▶ [What is being asked]:
Below are the entries; return every line among them that holds the word "signup".

▶ [Input records]:
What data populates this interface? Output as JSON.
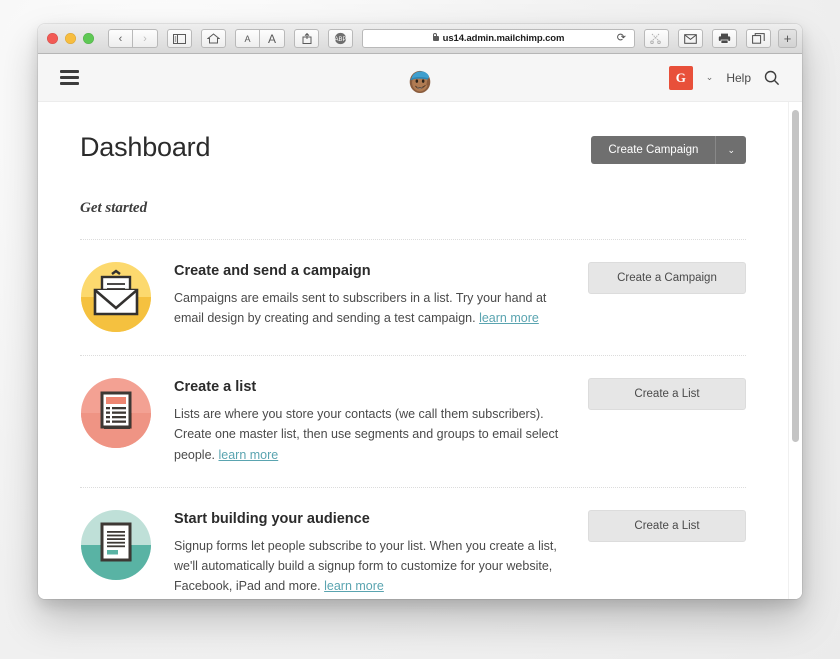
{
  "browser": {
    "traffic_lights": [
      "close",
      "minimize",
      "maximize"
    ],
    "back_label": "‹",
    "forward_label": "›",
    "sidebar_label": "▣",
    "home_label": "⌂",
    "text_small_label": "A",
    "text_large_label": "A",
    "share_label": "↥",
    "adblock_label": "ABP",
    "url": "us14.admin.mailchimp.com",
    "reload_label": "⟳",
    "cut_label": "✂",
    "mail_label": "✉",
    "print_label": "⎙",
    "tabs_label": "❐",
    "new_tab_label": "+"
  },
  "header": {
    "menu_label": "menu",
    "logo_label": "Freddie the Mailchimp mascot",
    "avatar_initial": "G",
    "account_chevron": "⌄",
    "help_label": "Help",
    "search_label": "search"
  },
  "main": {
    "page_title": "Dashboard",
    "primary_button": "Create Campaign",
    "primary_button_chevron": "⌄",
    "section_title": "Get started"
  },
  "cards": [
    {
      "icon": "envelope-icon",
      "icon_color": "#f6c243",
      "title": "Create and send a campaign",
      "description": "Campaigns are emails sent to subscribers in a list. Try your hand at email design by creating and sending a test campaign.",
      "link_text": "learn more",
      "button_label": "Create a Campaign"
    },
    {
      "icon": "list-document-icon",
      "icon_color": "#ef9484",
      "title": "Create a list",
      "description": "Lists are where you store your contacts (we call them subscribers). Create one master list, then use segments and groups to email select people.",
      "link_text": "learn more",
      "button_label": "Create a List"
    },
    {
      "icon": "signup-form-icon",
      "icon_color": "#59b3a4",
      "title": "Start building your audience",
      "description": "Signup forms let people subscribe to your list. When you create a list, we'll automatically build a signup form to customize for your website, Facebook, iPad and more.",
      "link_text": "learn more",
      "button_label": "Create a List"
    }
  ],
  "colors": {
    "accent_red": "#e8503a",
    "link_teal": "#5aa4b0",
    "primary_button_bg": "#6f6f6f"
  }
}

▶ [Solution to this task]:
      "icon": "signup-form-icon",
      "description": "Signup forms let people subscribe to your list. When you create a list, we'll automatically build a signup form to customize for your website, Facebook, iPad and more.",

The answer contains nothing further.